Transcript of remarks by CS at media session (with video)
Reporter: The protest organised by the legal sector, does it highlight that the bill is still controversial and that there's not ...?
Chief Secretary for Administration: Sorry, the protest is by the ...?
Reporter: Legal sector. The legal sector is holding a protest on June 6th.
Chief Secretary for Administration: Well, I'm not going to comment on individual procession. Hong Kong is a free society. We respect freedom of assembly, freedom of speech, so I'm not in a position to comment individual organisations on what they propose to do.
But the point I want to make is that we are doing it for a very good reason. We are doing it (amendment bill) in the interest of Hong Kong. We've noted the concerns of the community and we've taken all these into account. As the Chief Executive said, we are in the course of listening to the views and feelings from all sectors. We will respond to the views and concerns expressed over the last few days on a holistic basis rather than on a piecemeal basis. Government will respond to all the points raised, suggestions put forward. If they're viable, if they're constructive, if they're conducive to easing public concern, the business community's concern, and providing that are practicable and also fulfil the two objectives of the bill, that is, handling the Taiwan murder case on the one hand and filling the void in the current legal regime on extradition on the other, then we are prepared to consider them carefully.
Reporter: Mr Cheung, according to a Reuters report today, the report suggested that some judges are very worried about the extradition bill because they worry that it would put them on a collision course with the Mainland government when they hand down judgments on the extraditions. When they themselves are worried about the extradition bill, how can the Government say that, you know, they could be the guardians when the bill is passed?
Chief Secretary for Administration: First of all, I'm not going to comment on the Reuters report, and, in fact, judges should not comment on political issues. If you remember what the Chief Justice said at the opening of this legal year, it's inappropriate for any judges to comment on political affairs, particularly on cases which may appear before them in future. This is point number one.
Point number two is that Article 85 of the Basic Law clearly stipulates that judges of Hong Kong courts exercise judicial power independently and free from any interference. That's a very important point to bear in mind.
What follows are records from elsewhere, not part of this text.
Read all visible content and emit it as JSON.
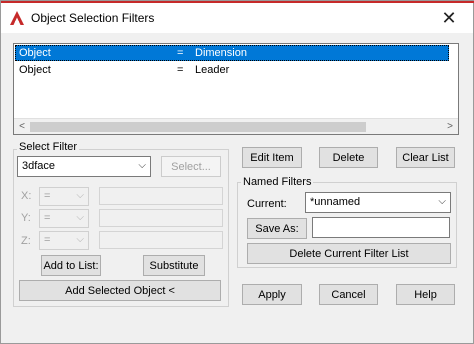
{
  "window": {
    "title": "Object Selection Filters",
    "close_glyph": "✕",
    "accent_color": "#c62a2a"
  },
  "filter_list": {
    "rows": [
      {
        "c1": "Object",
        "c2": "=",
        "c3": "Dimension",
        "selected": true
      },
      {
        "c1": "Object",
        "c2": "=",
        "c3": "Leader",
        "selected": false
      }
    ],
    "scroll_left": "<",
    "scroll_right": ">"
  },
  "select_filter": {
    "group_label": "Select Filter",
    "type_value": "3dface",
    "select_button": "Select...",
    "x_label": "X:",
    "y_label": "Y:",
    "z_label": "Z:",
    "op_value": "=",
    "add_to_list": "Add to List:",
    "substitute": "Substitute",
    "add_selected_object": "Add Selected Object <"
  },
  "list_actions": {
    "edit_item": "Edit Item",
    "delete": "Delete",
    "clear_list": "Clear List"
  },
  "named_filters": {
    "group_label": "Named Filters",
    "current_label": "Current:",
    "current_value": "*unnamed",
    "save_as": "Save As:",
    "save_as_value": "",
    "delete_current": "Delete Current Filter List"
  },
  "dialog_buttons": {
    "apply": "Apply",
    "cancel": "Cancel",
    "help": "Help"
  },
  "icons": {
    "app": "autocad-logo-icon",
    "close": "close-icon",
    "chevron": "chevron-down-icon"
  }
}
Absolutely apolitical – not political at all, it's entirely an apolitical judiciary. "Fiercely independent" is the right adjective to describe our court system here in Hong Kong.
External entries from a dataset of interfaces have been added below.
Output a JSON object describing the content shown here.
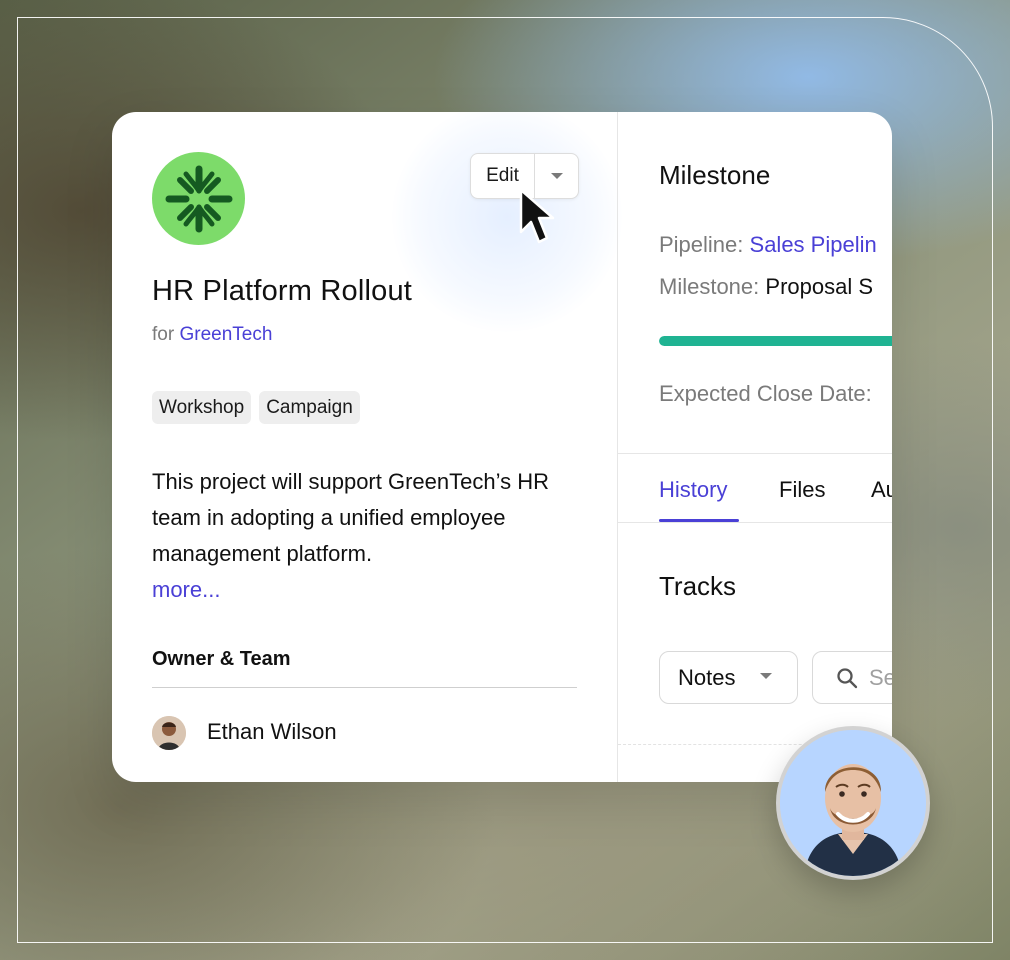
{
  "project": {
    "title": "HR Platform Rollout",
    "client_prefix": "for",
    "client_name": "GreenTech",
    "tags": [
      "Workshop",
      "Campaign"
    ],
    "description": "This project will support GreenTech’s HR team in adopting a unified employee management platform.",
    "more_link": "more...",
    "logo_icon": "green-asterisk-logo-icon"
  },
  "toolbar": {
    "edit_label": "Edit",
    "dropdown_icon": "chevron-down-icon"
  },
  "owner_team": {
    "heading": "Owner & Team",
    "owner": {
      "name": "Ethan Wilson",
      "avatar": "avatar"
    }
  },
  "milestone_panel": {
    "title": "Milestone",
    "pipeline": {
      "label": "Pipeline:",
      "value": "Sales Pipelin"
    },
    "milestone": {
      "label": "Milestone:",
      "value": "Proposal S"
    },
    "progress": {
      "value": 1.0,
      "color": "#1fb392"
    },
    "expected_close": {
      "label": "Expected Close Date:"
    }
  },
  "tabs": [
    {
      "label": "History",
      "active": true
    },
    {
      "label": "Files",
      "active": false
    },
    {
      "label": "Au",
      "active": false
    }
  ],
  "tracks": {
    "title": "Tracks",
    "filter": {
      "label": "Notes",
      "icon": "chevron-down-icon"
    },
    "search": {
      "placeholder": "Se",
      "icon": "search-icon"
    }
  },
  "colors": {
    "accent": "#4a40d6",
    "progress": "#1fb392",
    "logo": "#7ddb6a",
    "avatar_bg": "#b7d5ff"
  },
  "icons": {
    "cursor": "mouse-pointer-icon",
    "profile": "profile-avatar"
  }
}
Another thing is, in fact, over the last 22 years, our courts already have experience in handling a number of extradition cases, so we've got experience in the courts. The judges know how to deal with the cases before them. So we've got expertise, professionalism. I'm sure that our judges can handle all these cases coming up in future with professionalism and with their skills as well. And in fact, there are cases where requests for extradition were rejected by the courts because of a lack of evidence, so don't take it as read that the courts would automatically say yes. They will scrutinise it carefully, look at the law, the precedents and facts and so on. OK?
(Please also refer to the Chinese portion of the transcript.)
Ends/Wednesday, May 29, 2019
Issued at HKT 21:47
Issued at HKT 21:47
Audio / Video
CS meets the media